“Imploring to be Resigned at Death” by George Moses Horton (1798–1884)


Imploring to be Resigned at Death

By GEORGE MOSES HORTON

Let me die and not tremble at death,
But smile at the close of my day,
And then, at the flight of my breath,
Like a bird of the morning in May,
Go chanting away.

Let me die without fear of the dead,
No horrors my soul shall dismay,
And with faith’s pillow under my head,
With defiance to mortal decay,
Go chanting away.

Let me die like a son of the brave,
And martial distinction display,
Nor shrink from a thought of the grave,
No, but with a smile from the clay,
Go chanting away.

Let me die glad, regardless of pain,
No pang to this world to betray;
And the spirit cut loose from its chain,
So loath in the flesh to delay,
Go chanting away.

Let me die, and my worst foe forgive,
When death veils the last vital ray;
Since I have but a moment to live,
Let me, when the last debt I pay,
Go chanting away.

“Liberty and Slavery” by George Moses Horton (1798 – 1884)


On Liberty and Slavery

Alas! and am I born for this,
To wear this slavish chain?
Deprived of all created bliss,
Through hardship, toil and pain!
How long have I in bondage lain,
And languished to be free!
Alas! and must I still complain—
Deprived of liberty.
Oh, Heaven! and is there no relief
This side the silent grave—
To soothe the pain—to quell the grief
And anguish of a slave?
Come Liberty, thou cheerful sound,
Roll through my ravished ears!
Come, let my grief in joys be drowned,
And drive away my fears.
Say unto foul oppression, Cease:
Ye tyrants rage no more,
And let the joyful trump of peace,
Now bid the vassal soar.
Soar on the pinions of that dove
Which long has cooed for thee,
And breathed her notes from Afric’s grove,
The sound of Liberty.
Oh, Liberty! thou golden prize,
So often sought by blood—
We crave thy sacred sun to rise,
The gift of nature’s God!
Bid Slavery hide her haggard face,
And barbarism fly:
I scorn to see the sad disgrace
In which enslaved I lie.
Dear Liberty! upon thy breast,
I languish to respire;
And like the Swan unto her nest,
I’d like to thy smiles retire.
Oh, blest asylum—heavenly balm!
Unto thy boughs I flee—
And in thy shades the storm shall calm,
With songs of Liberty!

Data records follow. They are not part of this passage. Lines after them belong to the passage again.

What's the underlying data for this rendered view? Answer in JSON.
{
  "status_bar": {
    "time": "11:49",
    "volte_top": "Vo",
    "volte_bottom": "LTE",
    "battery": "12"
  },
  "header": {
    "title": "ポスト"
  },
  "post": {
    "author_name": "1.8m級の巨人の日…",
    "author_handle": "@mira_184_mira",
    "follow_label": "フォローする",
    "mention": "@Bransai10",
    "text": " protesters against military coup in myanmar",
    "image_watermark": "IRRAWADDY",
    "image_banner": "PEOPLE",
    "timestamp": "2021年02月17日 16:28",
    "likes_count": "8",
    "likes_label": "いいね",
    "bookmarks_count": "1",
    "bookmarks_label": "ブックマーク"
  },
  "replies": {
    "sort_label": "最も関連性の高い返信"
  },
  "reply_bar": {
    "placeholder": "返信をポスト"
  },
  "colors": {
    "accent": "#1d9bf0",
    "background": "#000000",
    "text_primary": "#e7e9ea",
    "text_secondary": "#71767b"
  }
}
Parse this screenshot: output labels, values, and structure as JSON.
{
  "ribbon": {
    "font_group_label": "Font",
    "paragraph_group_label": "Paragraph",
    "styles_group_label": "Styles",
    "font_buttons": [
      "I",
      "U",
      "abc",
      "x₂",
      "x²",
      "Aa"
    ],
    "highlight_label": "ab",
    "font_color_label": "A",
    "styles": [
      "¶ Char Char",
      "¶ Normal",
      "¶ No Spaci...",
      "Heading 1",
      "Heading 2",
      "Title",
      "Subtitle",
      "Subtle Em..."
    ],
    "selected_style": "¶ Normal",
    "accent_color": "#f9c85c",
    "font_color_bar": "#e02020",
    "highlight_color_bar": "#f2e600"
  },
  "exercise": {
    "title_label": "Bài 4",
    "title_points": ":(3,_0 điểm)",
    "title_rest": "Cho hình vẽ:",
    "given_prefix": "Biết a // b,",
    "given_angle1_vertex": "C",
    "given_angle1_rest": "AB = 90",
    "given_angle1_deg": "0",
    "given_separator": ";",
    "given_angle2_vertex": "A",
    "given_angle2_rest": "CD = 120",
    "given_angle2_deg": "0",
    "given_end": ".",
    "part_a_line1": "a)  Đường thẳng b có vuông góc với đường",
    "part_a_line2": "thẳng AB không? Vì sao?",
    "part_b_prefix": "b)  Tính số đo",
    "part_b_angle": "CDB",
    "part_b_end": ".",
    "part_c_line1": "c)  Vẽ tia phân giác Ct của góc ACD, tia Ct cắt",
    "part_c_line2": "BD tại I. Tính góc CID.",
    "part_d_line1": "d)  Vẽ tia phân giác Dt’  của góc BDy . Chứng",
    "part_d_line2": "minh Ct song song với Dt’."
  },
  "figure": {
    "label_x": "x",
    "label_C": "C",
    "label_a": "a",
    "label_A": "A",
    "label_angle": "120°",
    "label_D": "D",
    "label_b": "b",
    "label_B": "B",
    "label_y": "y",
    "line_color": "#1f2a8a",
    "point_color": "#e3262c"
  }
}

“George Moses Horton, Myself” by George Moses Horton (1797? – 1883?)


George Moses Horton, Myself

I feel myself in need
   Of the inspiring strains of ancient lore,
My heart to lift, my empty mind to feed,
   And all the world explore.
I know that I am old
   And never can recover what is past,
But for the future may some light unfold
   And soar from ages blast.
I feel resolved to try,
   My wish to prove, my calling to pursue,
Or mount up from the earth into the sky,
   To show what Heaven can do.
My genius from a boy,
   Has fluttered like a bird within my heart;
But could not thus confined her powers employ,
   Impatient to depart.
She like a restless bird,
   Would spread her wing, her power to be unfurl’d,
And let her songs be loudly heard,
   And dart from world to world.